- Distinguished Professor, Chemistry
- Distinguished Professor, Biology
- Distinguished Professor, Biochemistry
- Distinguished Professor, Physics
- Distinguished Professor, Nanoscience
- Polymer and Physical Chemistry, Molecular Biophysics, and Biochemistry
- Ph.D., University of California at San Diego
- NIH PostDoc in Physical Chemistry, Massachusetts Institute of Technology

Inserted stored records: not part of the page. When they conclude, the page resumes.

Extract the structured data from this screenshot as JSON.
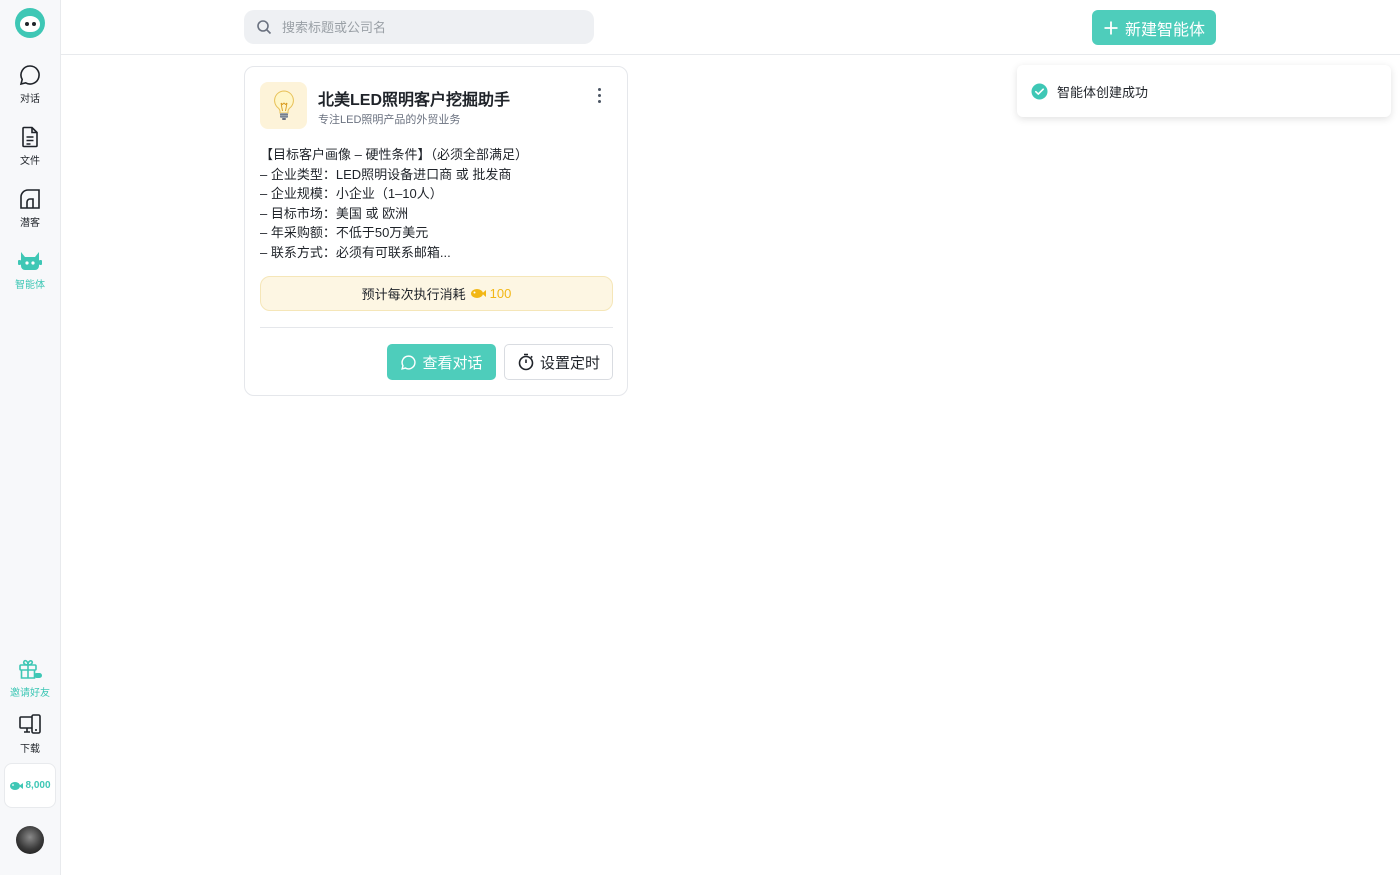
{
  "sidebar": {
    "logo_icon": "cat-logo-icon",
    "items": [
      {
        "label": "对话",
        "icon": "chat-bubble-icon"
      },
      {
        "label": "文件",
        "icon": "file-icon"
      },
      {
        "label": "潜客",
        "icon": "prospect-icon"
      },
      {
        "label": "智能体",
        "icon": "agent-cat-icon",
        "active": true
      }
    ],
    "bottom_items": [
      {
        "label": "邀请好友",
        "icon": "gift-icon"
      },
      {
        "label": "下载",
        "icon": "devices-icon"
      }
    ],
    "coins": "8,000",
    "coin_icon": "fish-coin-icon"
  },
  "header": {
    "search_placeholder": "搜索标题或公司名",
    "new_agent_label": "新建智能体"
  },
  "toast": {
    "message": "智能体创建成功",
    "icon": "check-circle-icon"
  },
  "card": {
    "icon": "light-bulb-icon",
    "title": "北美LED照明客户挖掘助手",
    "subtitle": "专注LED照明产品的外贸业务",
    "description_lines": [
      "【目标客户画像 – 硬性条件】（必须全部满足）",
      "– 企业类型：LED照明设备进口商 或 批发商",
      "– 企业规模：小企业（1–10人）",
      "– 目标市场：美国 或 欧洲",
      "– 年采购额：不低于50万美元",
      "– 联系方式：必须有可联系邮箱..."
    ],
    "cost_label": "预计每次执行消耗",
    "cost_value": "100",
    "view_chat_label": "查看对话",
    "set_timer_label": "设置定时"
  },
  "colors": {
    "accent": "#4ecdbb",
    "coin": "#f2b716",
    "toast_success": "#3ec7b5"
  }
}
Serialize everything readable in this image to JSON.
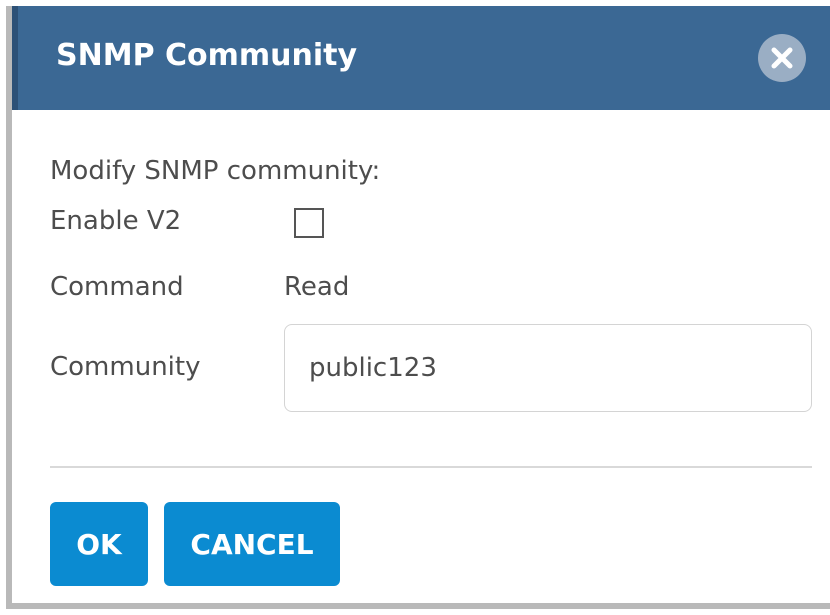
{
  "dialog": {
    "title": "SNMP Community",
    "close_icon": "close-x-icon",
    "description": "Modify SNMP community:",
    "enable_v2": {
      "label": "Enable V2",
      "checked": false
    },
    "command": {
      "label": "Command",
      "value": "Read"
    },
    "community": {
      "label": "Community",
      "value": "public123"
    },
    "buttons": {
      "ok": "OK",
      "cancel": "CANCEL"
    }
  },
  "colors": {
    "title_bar": "#3b6894",
    "button": "#0b8bd1",
    "close_button": "#9aaec4",
    "text": "#4d4d4d"
  }
}
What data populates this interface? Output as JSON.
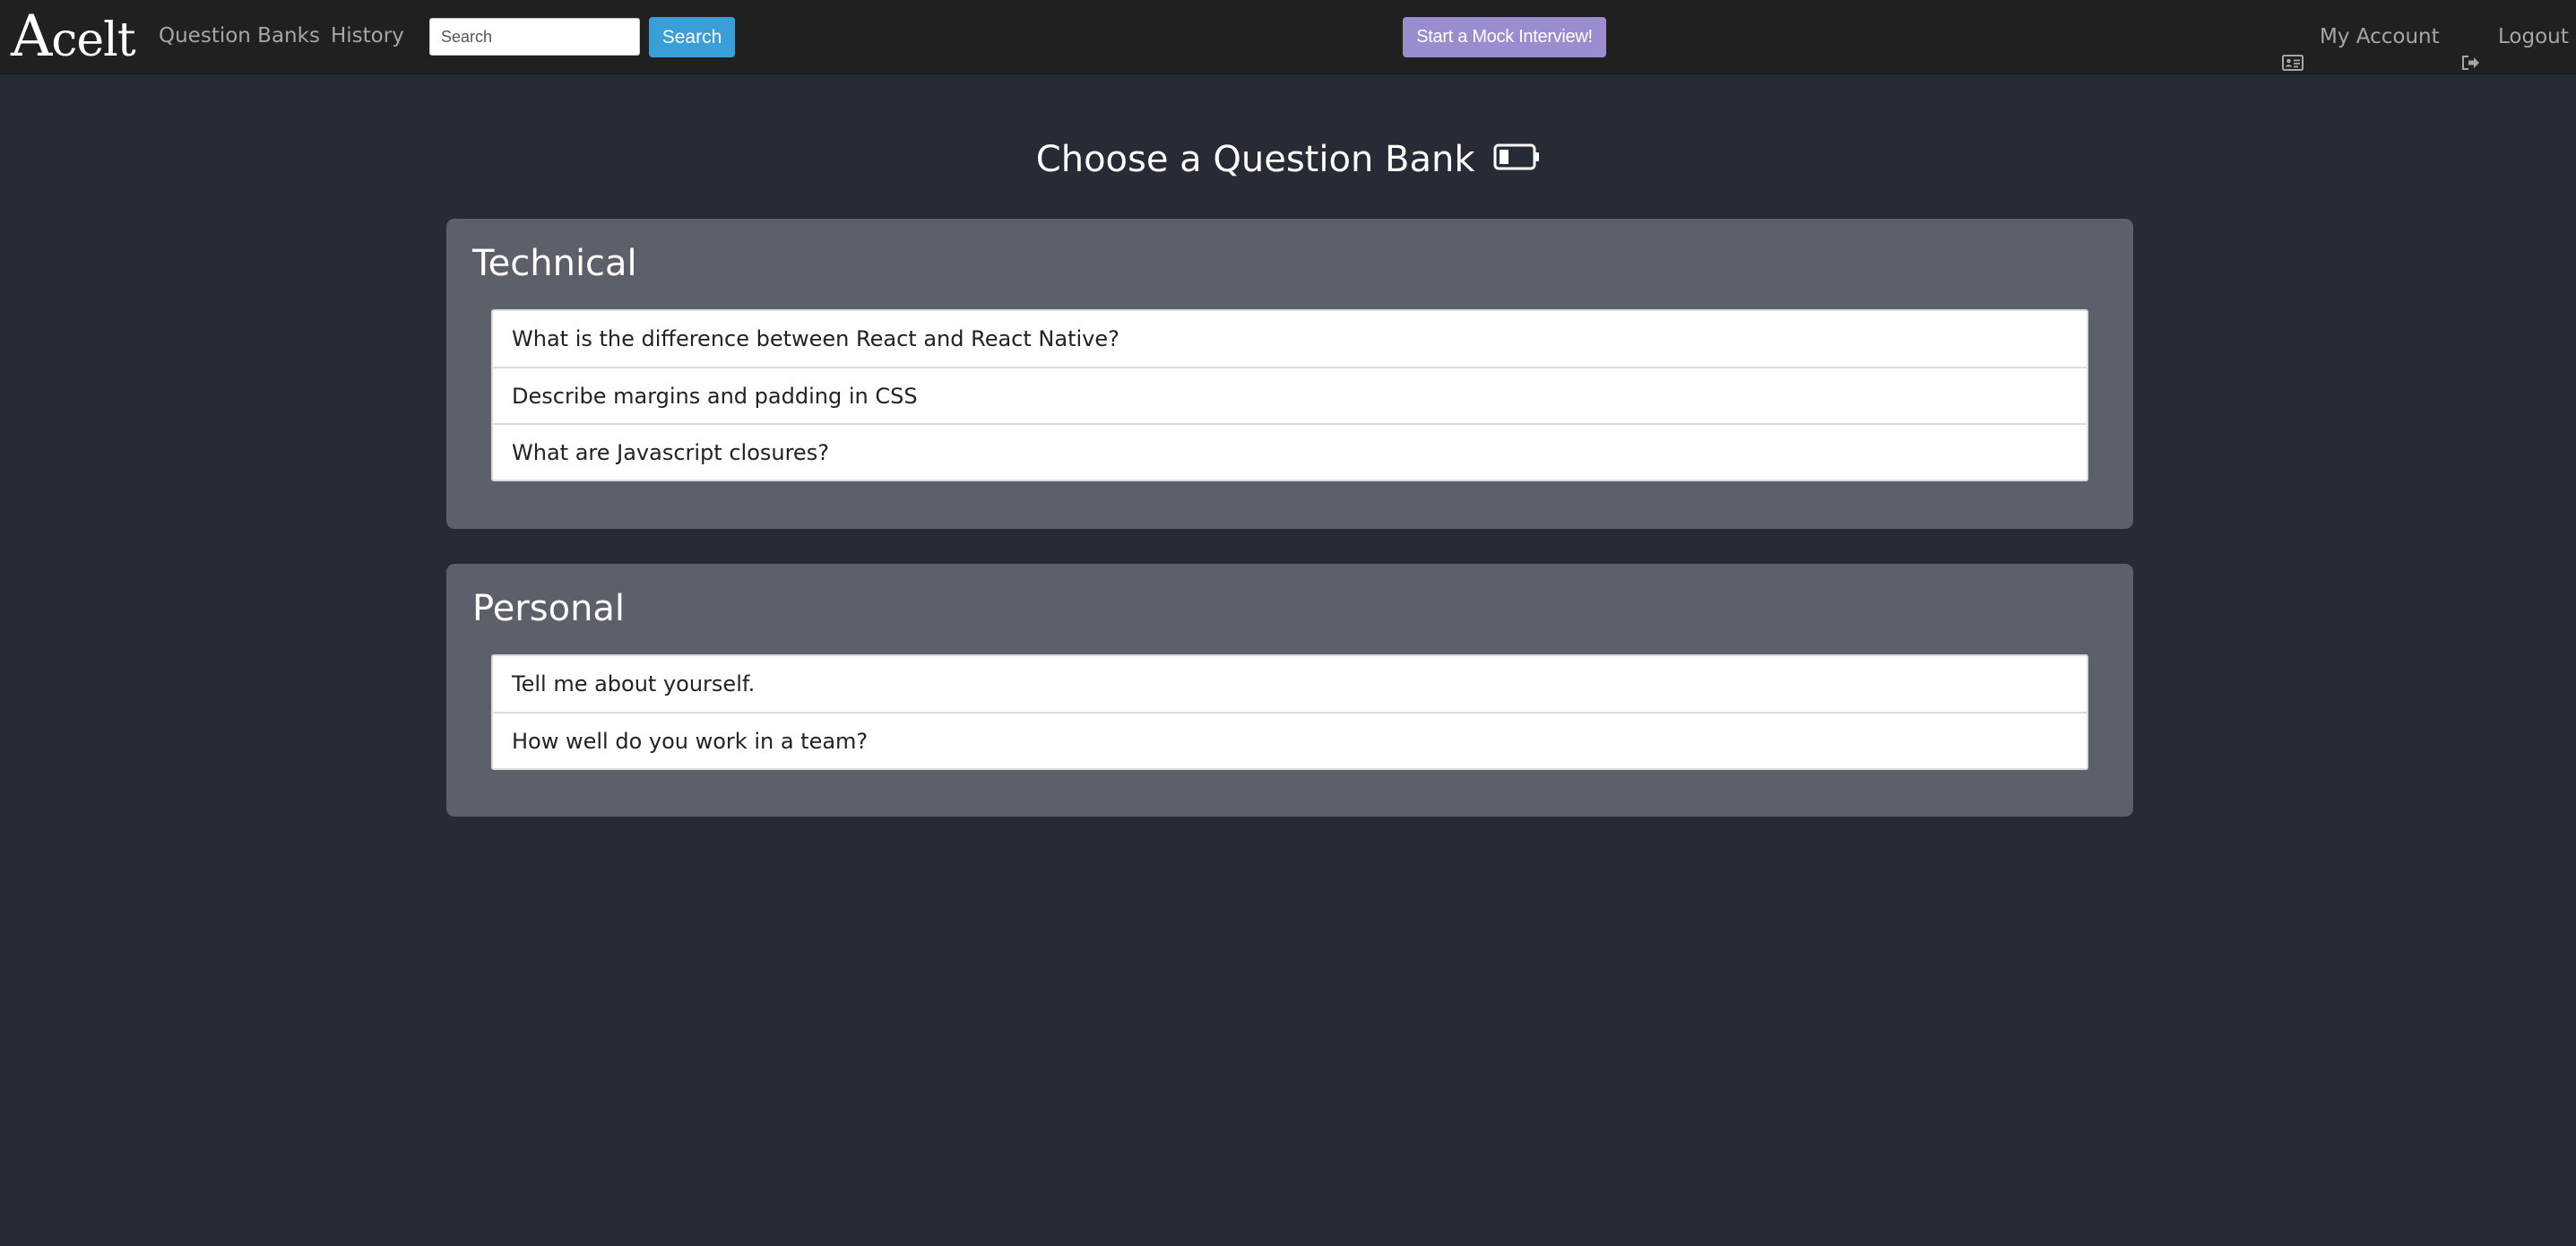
{
  "nav": {
    "brand_initial": "A",
    "brand_rest": "celt",
    "links": [
      {
        "label": "Question Banks"
      },
      {
        "label": "History"
      }
    ],
    "search": {
      "placeholder": "Search",
      "value": "",
      "button_label": "Search"
    },
    "mock_interview_label": "Start a Mock Interview!",
    "account_label": "My Account",
    "logout_label": "Logout"
  },
  "main": {
    "title": "Choose a Question Bank",
    "banks": [
      {
        "name": "Technical",
        "questions": [
          "What is the difference between React and React Native?",
          "Describe margins and padding in CSS",
          "What are Javascript closures?"
        ]
      },
      {
        "name": "Personal",
        "questions": [
          "Tell me about yourself.",
          "How well do you work in a team?"
        ]
      }
    ]
  },
  "colors": {
    "page_background": "#272b35",
    "navbar_background": "#202020",
    "panel_background": "#5c606b",
    "search_button": "#3a9fd6",
    "mock_button": "#9a8cce",
    "nav_text": "#a6a6a6"
  },
  "icons": {
    "account": "id-card-icon",
    "logout": "sign-out-icon",
    "title_decoration": "battery-icon"
  }
}
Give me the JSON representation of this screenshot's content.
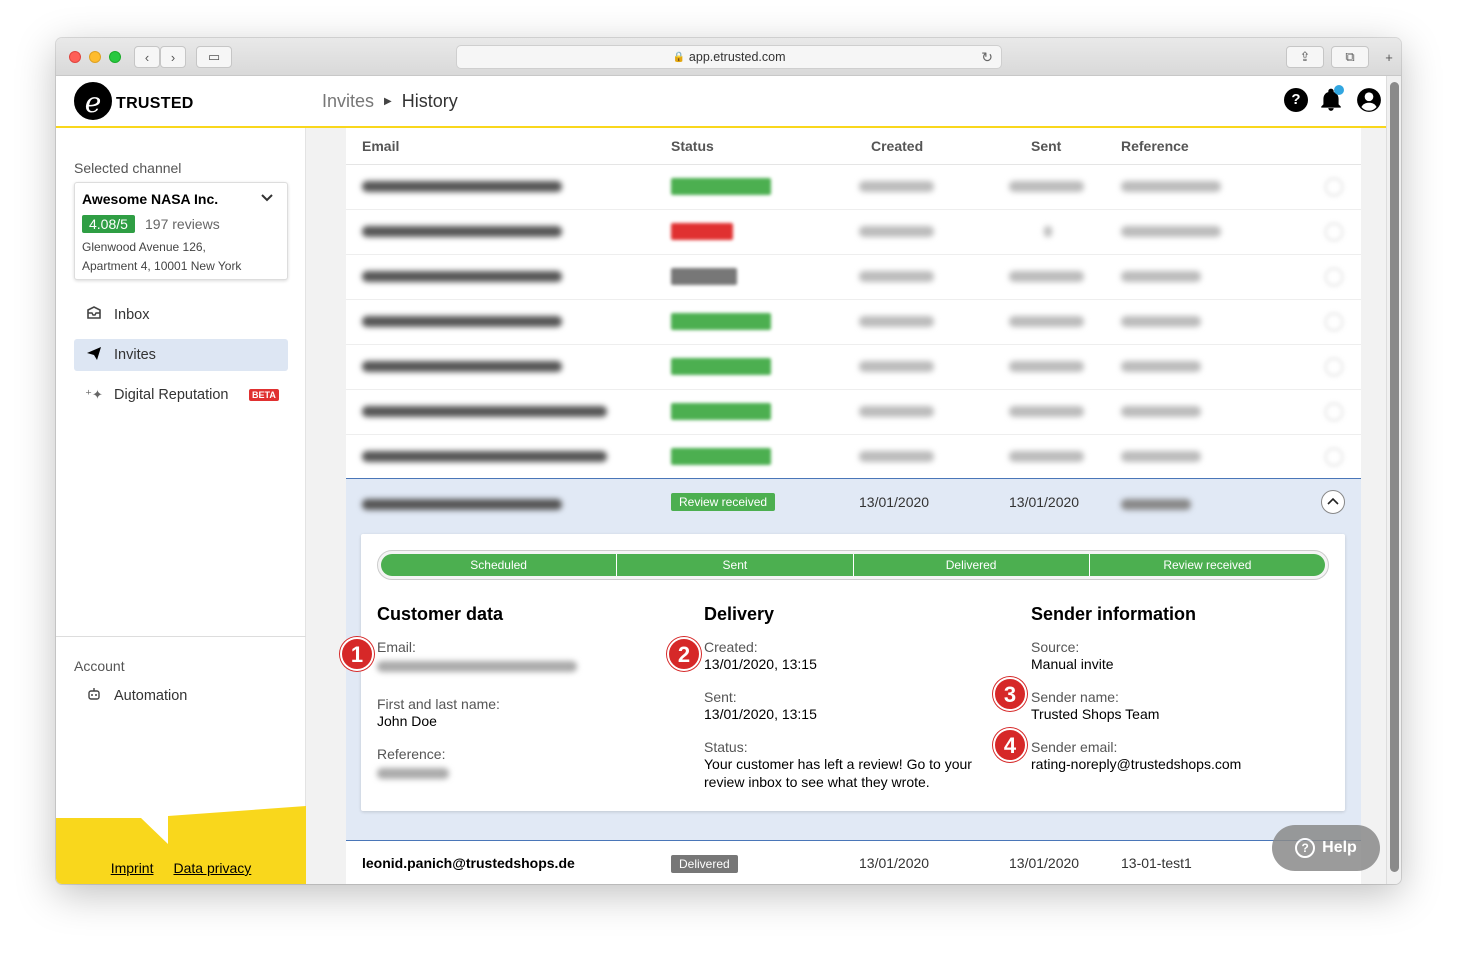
{
  "browser": {
    "url": "app.etrusted.com"
  },
  "header": {
    "logo_letter": "e",
    "logo_text": "TRUSTED",
    "breadcrumb": [
      "Invites",
      "History"
    ],
    "help_icon": "?",
    "bell_icon": "bell-icon",
    "user_icon": "user-icon"
  },
  "sidebar": {
    "selected_channel_label": "Selected channel",
    "channel": {
      "name": "Awesome NASA Inc.",
      "score": "4.08/5",
      "reviews": "197 reviews",
      "address_line1": "Glenwood Avenue 126,",
      "address_line2": "Apartment 4, 10001 New York"
    },
    "nav": [
      {
        "label": "Inbox",
        "icon": "inbox-icon"
      },
      {
        "label": "Invites",
        "icon": "paper-plane-icon",
        "active": true
      },
      {
        "label": "Digital Reputation",
        "icon": "sparkle-icon",
        "badge": "BETA"
      }
    ],
    "account_label": "Account",
    "account_items": [
      {
        "label": "Automation",
        "icon": "robot-icon"
      }
    ],
    "footer_links": [
      "Imprint",
      "Data privacy"
    ],
    "footer_color": "#f9d71c"
  },
  "table": {
    "headers": [
      "Email",
      "Status",
      "Created",
      "Sent",
      "Reference"
    ],
    "blurred_row_status_colors": [
      "#4caf50",
      "#e03131",
      "#777777",
      "#4caf50",
      "#4caf50",
      "#4caf50",
      "#4caf50"
    ],
    "expanded_row": {
      "status": "Review received",
      "created": "13/01/2020",
      "sent": "13/01/2020",
      "steps": [
        "Scheduled",
        "Sent",
        "Delivered",
        "Review received"
      ],
      "customer_data": {
        "title": "Customer data",
        "email_label": "Email:",
        "name_label": "First and last name:",
        "name_value": "John Doe",
        "reference_label": "Reference:"
      },
      "delivery": {
        "title": "Delivery",
        "created_label": "Created:",
        "created_value": "13/01/2020, 13:15",
        "sent_label": "Sent:",
        "sent_value": "13/01/2020, 13:15",
        "status_label": "Status:",
        "status_value_line1": "Your customer has left a review! Go to your",
        "status_value_line2": "review inbox to see what they wrote."
      },
      "sender": {
        "title": "Sender information",
        "source_label": "Source:",
        "source_value": "Manual invite",
        "sender_name_label": "Sender name:",
        "sender_name_value": "Trusted Shops Team",
        "sender_email_label": "Sender email:",
        "sender_email_value": "rating-noreply@trustedshops.com"
      },
      "markers": [
        "1",
        "2",
        "3",
        "4"
      ]
    },
    "last_row": {
      "email": "leonid.panich@trustedshops.de",
      "status": "Delivered",
      "created": "13/01/2020",
      "sent": "13/01/2020",
      "reference": "13-01-test1"
    }
  },
  "help_button": "Help",
  "colors": {
    "accent_yellow": "#f9d71c",
    "success_green": "#4caf50",
    "marker_red": "#d62828",
    "selected_blue": "#dde6f3"
  }
}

The Stark Laboratory uses structural biology approaches to study plant protective polymers, lipid metabolism, and potentially pathogenic melanized fungal cells. Nondestructive study of the molecular and mesoscopic architectures underlying the integrity of cuticles in natural and engineered tomatoes and potatoes is undertaken using solid-state nuclear magnetic resonance (NMR) and atomic force microscopy. Ligand recognition and peroxisome proliferator-activated receptor interactions of fatty acid-binding proteins are under investigation by solution-state NMR. The molecular structure and development of melanin pigments within fungal cells is probed using (bio)chemical synthesis and solid-state NMR.
- J. Zhong, S. Frases, H. Wang, A. Casadevall and R. E. Stark, “Following Fungal Melanin Biosynthesis with Solid-State NMR: biopolymer molecular structures and possible connections to cell-wall polysaccharides,” Biochemistry, 47, 4701-4710 (2008).
- R. E. Stark, B. Yan, S.M. Stanley-Fernandez, Z. Chen, and J. R. Garbow, “Nuclear Magnetic Resonance Characterization of Hydration and Thermal Stress in Tomato Fruit Cuticles,” Phytochemistry, 69, 2689-2695 (2008).
- S. Tian, X. Fang, W. Wang, B. Yu, X. Cheng, F. Qiu, A. J. Mort, and R. E. Stark, “Isolation and Identification of Oligomers from Partial Degradation of Lime Fruit Cutin,” J. Agric. Food Chem., 56, 10318-10325 (2008).
- R.E. Stark, “Molecular Structure and Biomechanics of Fruit Cuticles,” Proc. 35th Ann. Mtg., Plant Growth Reg. Soc. Amer., pp. 47-49, 2009.
- T. Isaacson, D. Kosma, A.J. Matas, G.J. Buda, Y. He, B. Yu, A. Pravitasari, J. D. Batteas, R. E. Stark, M. A. Jenks and J. K. C. Rose, “Cutin deficiency in the tomato fruit cuticle consistently affects resistance to microbial infection and biomechanical properties, but not transpirational water loss,” The Plant J., 60, 363-377 (2009).
Professional Affiliations and Memberships
- CUNY Institute for Macromolecular Assemblies